▸ **PROBLEM TO SOLVE**
For this task, copy the data that follows exactly, keeping every character.
________________
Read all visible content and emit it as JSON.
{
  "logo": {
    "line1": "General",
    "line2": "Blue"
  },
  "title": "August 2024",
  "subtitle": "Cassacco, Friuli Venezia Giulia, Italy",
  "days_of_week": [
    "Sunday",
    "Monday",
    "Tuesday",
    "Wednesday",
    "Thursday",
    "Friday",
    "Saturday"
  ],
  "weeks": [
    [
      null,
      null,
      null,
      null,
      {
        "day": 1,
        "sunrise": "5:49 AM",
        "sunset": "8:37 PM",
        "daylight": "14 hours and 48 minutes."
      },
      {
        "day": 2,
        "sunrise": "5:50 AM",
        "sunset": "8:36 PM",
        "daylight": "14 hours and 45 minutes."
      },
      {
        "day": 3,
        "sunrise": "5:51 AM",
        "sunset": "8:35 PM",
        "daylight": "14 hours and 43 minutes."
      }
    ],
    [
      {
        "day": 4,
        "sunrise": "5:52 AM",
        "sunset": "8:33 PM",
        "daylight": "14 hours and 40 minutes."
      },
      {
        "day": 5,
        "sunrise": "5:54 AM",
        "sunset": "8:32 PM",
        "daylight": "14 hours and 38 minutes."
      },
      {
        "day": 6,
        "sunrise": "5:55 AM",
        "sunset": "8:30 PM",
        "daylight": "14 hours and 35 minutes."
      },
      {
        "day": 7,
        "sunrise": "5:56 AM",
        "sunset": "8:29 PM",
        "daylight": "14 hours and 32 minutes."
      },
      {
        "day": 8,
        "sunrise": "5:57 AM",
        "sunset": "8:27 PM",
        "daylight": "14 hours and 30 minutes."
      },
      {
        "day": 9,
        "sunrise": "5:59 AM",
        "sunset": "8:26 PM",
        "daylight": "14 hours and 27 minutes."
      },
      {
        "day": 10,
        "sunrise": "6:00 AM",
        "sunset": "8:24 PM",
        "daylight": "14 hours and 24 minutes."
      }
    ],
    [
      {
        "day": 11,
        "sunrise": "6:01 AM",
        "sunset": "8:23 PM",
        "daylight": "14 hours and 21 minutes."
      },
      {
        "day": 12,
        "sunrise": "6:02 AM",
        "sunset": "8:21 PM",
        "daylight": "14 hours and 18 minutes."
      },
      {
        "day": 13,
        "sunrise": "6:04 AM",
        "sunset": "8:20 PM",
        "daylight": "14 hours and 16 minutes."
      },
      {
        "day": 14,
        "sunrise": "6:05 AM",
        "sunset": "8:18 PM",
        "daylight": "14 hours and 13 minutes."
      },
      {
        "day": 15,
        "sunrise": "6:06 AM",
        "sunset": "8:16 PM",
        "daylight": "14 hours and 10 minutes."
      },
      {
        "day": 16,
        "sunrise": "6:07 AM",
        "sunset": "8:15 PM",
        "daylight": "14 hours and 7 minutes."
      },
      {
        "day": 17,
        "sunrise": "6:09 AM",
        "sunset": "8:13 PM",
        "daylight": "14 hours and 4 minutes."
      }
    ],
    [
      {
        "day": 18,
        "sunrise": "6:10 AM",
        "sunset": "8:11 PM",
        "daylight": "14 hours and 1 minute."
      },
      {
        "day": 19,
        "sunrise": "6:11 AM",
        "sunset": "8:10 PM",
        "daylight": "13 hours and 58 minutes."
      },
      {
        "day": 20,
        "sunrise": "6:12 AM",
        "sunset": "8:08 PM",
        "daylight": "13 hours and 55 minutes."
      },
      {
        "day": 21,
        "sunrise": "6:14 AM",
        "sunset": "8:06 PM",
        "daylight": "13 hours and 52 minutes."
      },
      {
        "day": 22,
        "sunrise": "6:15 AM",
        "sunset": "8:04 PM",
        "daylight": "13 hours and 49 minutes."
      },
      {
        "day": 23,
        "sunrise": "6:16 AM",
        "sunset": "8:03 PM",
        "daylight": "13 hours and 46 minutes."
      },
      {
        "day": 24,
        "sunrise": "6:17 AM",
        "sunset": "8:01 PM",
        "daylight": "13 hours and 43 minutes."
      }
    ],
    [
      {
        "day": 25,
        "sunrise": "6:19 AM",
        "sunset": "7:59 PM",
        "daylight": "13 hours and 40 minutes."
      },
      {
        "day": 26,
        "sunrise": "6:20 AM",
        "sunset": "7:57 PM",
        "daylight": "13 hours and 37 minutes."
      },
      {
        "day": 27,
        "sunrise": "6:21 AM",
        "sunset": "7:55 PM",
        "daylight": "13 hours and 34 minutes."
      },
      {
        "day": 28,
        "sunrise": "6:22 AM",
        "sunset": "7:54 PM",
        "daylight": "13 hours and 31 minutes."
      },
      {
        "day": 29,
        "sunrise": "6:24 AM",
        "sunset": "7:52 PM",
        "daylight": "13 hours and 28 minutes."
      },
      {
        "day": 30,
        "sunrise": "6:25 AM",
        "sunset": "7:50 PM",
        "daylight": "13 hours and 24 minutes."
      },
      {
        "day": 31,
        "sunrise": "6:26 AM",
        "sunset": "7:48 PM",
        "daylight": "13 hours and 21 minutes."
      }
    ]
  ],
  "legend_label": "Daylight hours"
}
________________
▸ **EXERCISE ANSWER**
Read all visible content and emit it as JSON.
{
  "logo": {
    "line1": "General",
    "line2": "Blue"
  },
  "title": "August 2024",
  "subtitle": "Cassacco, Friuli Venezia Giulia, Italy",
  "days_of_week": [
    "Sunday",
    "Monday",
    "Tuesday",
    "Wednesday",
    "Thursday",
    "Friday",
    "Saturday"
  ],
  "weeks": [
    [
      null,
      null,
      null,
      null,
      {
        "day": 1,
        "sunrise": "5:49 AM",
        "sunset": "8:37 PM",
        "daylight": "14 hours and 48 minutes."
      },
      {
        "day": 2,
        "sunrise": "5:50 AM",
        "sunset": "8:36 PM",
        "daylight": "14 hours and 45 minutes."
      },
      {
        "day": 3,
        "sunrise": "5:51 AM",
        "sunset": "8:35 PM",
        "daylight": "14 hours and 43 minutes."
      }
    ],
    [
      {
        "day": 4,
        "sunrise": "5:52 AM",
        "sunset": "8:33 PM",
        "daylight": "14 hours and 40 minutes."
      },
      {
        "day": 5,
        "sunrise": "5:54 AM",
        "sunset": "8:32 PM",
        "daylight": "14 hours and 38 minutes."
      },
      {
        "day": 6,
        "sunrise": "5:55 AM",
        "sunset": "8:30 PM",
        "daylight": "14 hours and 35 minutes."
      },
      {
        "day": 7,
        "sunrise": "5:56 AM",
        "sunset": "8:29 PM",
        "daylight": "14 hours and 32 minutes."
      },
      {
        "day": 8,
        "sunrise": "5:57 AM",
        "sunset": "8:27 PM",
        "daylight": "14 hours and 30 minutes."
      },
      {
        "day": 9,
        "sunrise": "5:59 AM",
        "sunset": "8:26 PM",
        "daylight": "14 hours and 27 minutes."
      },
      {
        "day": 10,
        "sunrise": "6:00 AM",
        "sunset": "8:24 PM",
        "daylight": "14 hours and 24 minutes."
      }
    ],
    [
      {
        "day": 11,
        "sunrise": "6:01 AM",
        "sunset": "8:23 PM",
        "daylight": "14 hours and 21 minutes."
      },
      {
        "day": 12,
        "sunrise": "6:02 AM",
        "sunset": "8:21 PM",
        "daylight": "14 hours and 18 minutes."
      },
      {
        "day": 13,
        "sunrise": "6:04 AM",
        "sunset": "8:20 PM",
        "daylight": "14 hours and 16 minutes."
      },
      {
        "day": 14,
        "sunrise": "6:05 AM",
        "sunset": "8:18 PM",
        "daylight": "14 hours and 13 minutes."
      },
      {
        "day": 15,
        "sunrise": "6:06 AM",
        "sunset": "8:16 PM",
        "daylight": "14 hours and 10 minutes."
      },
      {
        "day": 16,
        "sunrise": "6:07 AM",
        "sunset": "8:15 PM",
        "daylight": "14 hours and 7 minutes."
      },
      {
        "day": 17,
        "sunrise": "6:09 AM",
        "sunset": "8:13 PM",
        "daylight": "14 hours and 4 minutes."
      }
    ],
    [
      {
        "day": 18,
        "sunrise": "6:10 AM",
        "sunset": "8:11 PM",
        "daylight": "14 hours and 1 minute."
      },
      {
        "day": 19,
        "sunrise": "6:11 AM",
        "sunset": "8:10 PM",
        "daylight": "13 hours and 58 minutes."
      },
      {
        "day": 20,
        "sunrise": "6:12 AM",
        "sunset": "8:08 PM",
        "daylight": "13 hours and 55 minutes."
      },
      {
        "day": 21,
        "sunrise": "6:14 AM",
        "sunset": "8:06 PM",
        "daylight": "13 hours and 52 minutes."
      },
      {
        "day": 22,
        "sunrise": "6:15 AM",
        "sunset": "8:04 PM",
        "daylight": "13 hours and 49 minutes."
      },
      {
        "day": 23,
        "sunrise": "6:16 AM",
        "sunset": "8:03 PM",
        "daylight": "13 hours and 46 minutes."
      },
      {
        "day": 24,
        "sunrise": "6:17 AM",
        "sunset": "8:01 PM",
        "daylight": "13 hours and 43 minutes."
      }
    ],
    [
      {
        "day": 25,
        "sunrise": "6:19 AM",
        "sunset": "7:59 PM",
        "daylight": "13 hours and 40 minutes."
      },
      {
        "day": 26,
        "sunrise": "6:20 AM",
        "sunset": "7:57 PM",
        "daylight": "13 hours and 37 minutes."
      },
      {
        "day": 27,
        "sunrise": "6:21 AM",
        "sunset": "7:55 PM",
        "daylight": "13 hours and 34 minutes."
      },
      {
        "day": 28,
        "sunrise": "6:22 AM",
        "sunset": "7:54 PM",
        "daylight": "13 hours and 31 minutes."
      },
      {
        "day": 29,
        "sunrise": "6:24 AM",
        "sunset": "7:52 PM",
        "daylight": "13 hours and 28 minutes."
      },
      {
        "day": 30,
        "sunrise": "6:25 AM",
        "sunset": "7:50 PM",
        "daylight": "13 hours and 24 minutes."
      },
      {
        "day": 31,
        "sunrise": "6:26 AM",
        "sunset": "7:48 PM",
        "daylight": "13 hours and 21 minutes."
      }
    ]
  ],
  "legend_label": "Daylight hours"
}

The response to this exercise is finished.